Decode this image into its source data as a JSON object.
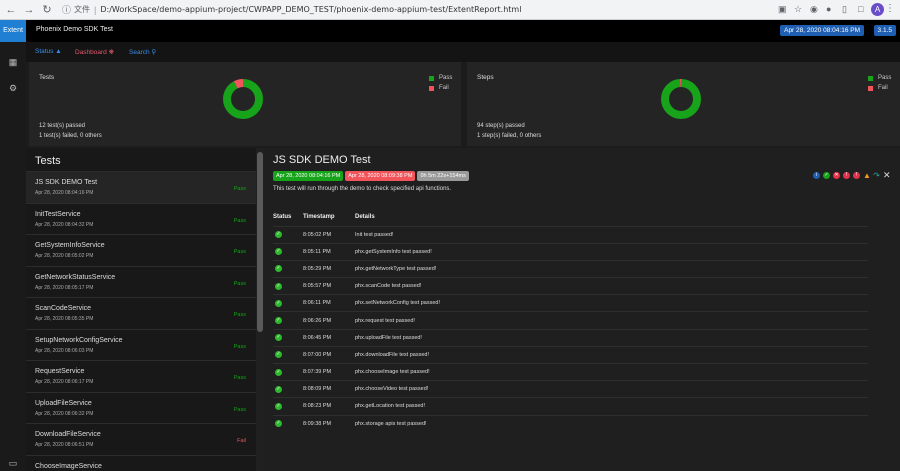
{
  "browser": {
    "protocol_label": "文件",
    "url": "D:/WorkSpace/demo-appium-project/CWPAPP_DEMO_TEST/phoenix-demo-appium-test/ExtentReport.html",
    "account_initial": "A"
  },
  "sidebar": {
    "logo": "Extent"
  },
  "header": {
    "title": "Phoenix Demo SDK Test",
    "date": "Apr 28, 2020 08:04:16 PM",
    "version": "3.1.5"
  },
  "nav": {
    "status": "Status",
    "dashboard": "Dashboard",
    "search": "Search"
  },
  "tests_panel": {
    "label": "Tests",
    "legend_pass": "Pass",
    "legend_fail": "Fail",
    "summary_passed": "12 test(s) passed",
    "summary_failed": "1 test(s) failed, 0 others",
    "passed": 12,
    "failed": 1
  },
  "steps_panel": {
    "label": "Steps",
    "legend_pass": "Pass",
    "legend_fail": "Fail",
    "summary_passed": "94 step(s) passed",
    "summary_failed": "1 step(s) failed, 0 others",
    "passed": 94,
    "failed": 1
  },
  "colors": {
    "pass": "#17a31a",
    "fail": "#f2545b",
    "accent": "#1e5fb4"
  },
  "list": {
    "heading": "Tests",
    "items": [
      {
        "name": "JS SDK DEMO Test",
        "date": "Apr 28, 2020 08:04:16 PM",
        "status": "Pass"
      },
      {
        "name": "InitTestService",
        "date": "Apr 28, 2020 08:04:32 PM",
        "status": "Pass"
      },
      {
        "name": "GetSystemInfoService",
        "date": "Apr 28, 2020 08:05:02 PM",
        "status": "Pass"
      },
      {
        "name": "GetNetworkStatusService",
        "date": "Apr 28, 2020 08:05:17 PM",
        "status": "Pass"
      },
      {
        "name": "ScanCodeService",
        "date": "Apr 28, 2020 08:05:35 PM",
        "status": "Pass"
      },
      {
        "name": "SetupNetworkConfigService",
        "date": "Apr 28, 2020 08:06:03 PM",
        "status": "Pass"
      },
      {
        "name": "RequestService",
        "date": "Apr 28, 2020 08:06:17 PM",
        "status": "Pass"
      },
      {
        "name": "UploadFileService",
        "date": "Apr 28, 2020 08:06:32 PM",
        "status": "Pass"
      },
      {
        "name": "DownloadFileService",
        "date": "Apr 28, 2020 08:06:51 PM",
        "status": "Fail"
      },
      {
        "name": "ChooseImageService",
        "date": "",
        "status": ""
      }
    ]
  },
  "detail": {
    "title": "JS SDK DEMO Test",
    "start": "Apr 28, 2020 08:04:16 PM",
    "end": "Apr 28, 2020 08:09:38 PM",
    "duration": "0h 5m 22s+154ms",
    "description": "This test will run through the demo to check specified api functions.",
    "columns": [
      "Status",
      "Timestamp",
      "Details"
    ],
    "rows": [
      {
        "time": "8:05:02 PM",
        "details": "Init test passed!"
      },
      {
        "time": "8:05:11 PM",
        "details": "phx.getSystemInfo test passed!"
      },
      {
        "time": "8:05:29 PM",
        "details": "phx.getNetworkType test passed!"
      },
      {
        "time": "8:05:57 PM",
        "details": "phx.scanCode test passed!"
      },
      {
        "time": "8:06:11 PM",
        "details": "phx.setNetworkConfig test passed!"
      },
      {
        "time": "8:06:26 PM",
        "details": "phx.request test passed!"
      },
      {
        "time": "8:06:45 PM",
        "details": "phx.uploadFile test passed!"
      },
      {
        "time": "8:07:00 PM",
        "details": "phx.downloadFile test passed!"
      },
      {
        "time": "8:07:39 PM",
        "details": "phx.chooseImage test passed!"
      },
      {
        "time": "8:08:09 PM",
        "details": "phx.chooseVideo test passed!"
      },
      {
        "time": "8:08:23 PM",
        "details": "phx.getLocation test passed!"
      },
      {
        "time": "8:09:38 PM",
        "details": "phx.storage apis test passed!"
      }
    ]
  }
}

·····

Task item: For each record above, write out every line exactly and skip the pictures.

Response to this exercise:
Decode this image into its source data as a JSON object.
{
  "browser": {
    "protocol_label": "文件",
    "url": "D:/WorkSpace/demo-appium-project/CWPAPP_DEMO_TEST/phoenix-demo-appium-test/ExtentReport.html",
    "account_initial": "A"
  },
  "sidebar": {
    "logo": "Extent"
  },
  "header": {
    "title": "Phoenix Demo SDK Test",
    "date": "Apr 28, 2020 08:04:16 PM",
    "version": "3.1.5"
  },
  "nav": {
    "status": "Status",
    "dashboard": "Dashboard",
    "search": "Search"
  },
  "tests_panel": {
    "label": "Tests",
    "legend_pass": "Pass",
    "legend_fail": "Fail",
    "summary_passed": "12 test(s) passed",
    "summary_failed": "1 test(s) failed, 0 others",
    "passed": 12,
    "failed": 1
  },
  "steps_panel": {
    "label": "Steps",
    "legend_pass": "Pass",
    "legend_fail": "Fail",
    "summary_passed": "94 step(s) passed",
    "summary_failed": "1 step(s) failed, 0 others",
    "passed": 94,
    "failed": 1
  },
  "colors": {
    "pass": "#17a31a",
    "fail": "#f2545b",
    "accent": "#1e5fb4"
  },
  "list": {
    "heading": "Tests",
    "items": [
      {
        "name": "JS SDK DEMO Test",
        "date": "Apr 28, 2020 08:04:16 PM",
        "status": "Pass"
      },
      {
        "name": "InitTestService",
        "date": "Apr 28, 2020 08:04:32 PM",
        "status": "Pass"
      },
      {
        "name": "GetSystemInfoService",
        "date": "Apr 28, 2020 08:05:02 PM",
        "status": "Pass"
      },
      {
        "name": "GetNetworkStatusService",
        "date": "Apr 28, 2020 08:05:17 PM",
        "status": "Pass"
      },
      {
        "name": "ScanCodeService",
        "date": "Apr 28, 2020 08:05:35 PM",
        "status": "Pass"
      },
      {
        "name": "SetupNetworkConfigService",
        "date": "Apr 28, 2020 08:06:03 PM",
        "status": "Pass"
      },
      {
        "name": "RequestService",
        "date": "Apr 28, 2020 08:06:17 PM",
        "status": "Pass"
      },
      {
        "name": "UploadFileService",
        "date": "Apr 28, 2020 08:06:32 PM",
        "status": "Pass"
      },
      {
        "name": "DownloadFileService",
        "date": "Apr 28, 2020 08:06:51 PM",
        "status": "Fail"
      },
      {
        "name": "ChooseImageService",
        "date": "",
        "status": ""
      }
    ]
  },
  "detail": {
    "title": "JS SDK DEMO Test",
    "start": "Apr 28, 2020 08:04:16 PM",
    "end": "Apr 28, 2020 08:09:38 PM",
    "duration": "0h 5m 22s+154ms",
    "description": "This test will run through the demo to check specified api functions.",
    "columns": [
      "Status",
      "Timestamp",
      "Details"
    ],
    "rows": [
      {
        "time": "8:05:02 PM",
        "details": "Init test passed!"
      },
      {
        "time": "8:05:11 PM",
        "details": "phx.getSystemInfo test passed!"
      },
      {
        "time": "8:05:29 PM",
        "details": "phx.getNetworkType test passed!"
      },
      {
        "time": "8:05:57 PM",
        "details": "phx.scanCode test passed!"
      },
      {
        "time": "8:06:11 PM",
        "details": "phx.setNetworkConfig test passed!"
      },
      {
        "time": "8:06:26 PM",
        "details": "phx.request test passed!"
      },
      {
        "time": "8:06:45 PM",
        "details": "phx.uploadFile test passed!"
      },
      {
        "time": "8:07:00 PM",
        "details": "phx.downloadFile test passed!"
      },
      {
        "time": "8:07:39 PM",
        "details": "phx.chooseImage test passed!"
      },
      {
        "time": "8:08:09 PM",
        "details": "phx.chooseVideo test passed!"
      },
      {
        "time": "8:08:23 PM",
        "details": "phx.getLocation test passed!"
      },
      {
        "time": "8:09:38 PM",
        "details": "phx.storage apis test passed!"
      }
    ]
  }
}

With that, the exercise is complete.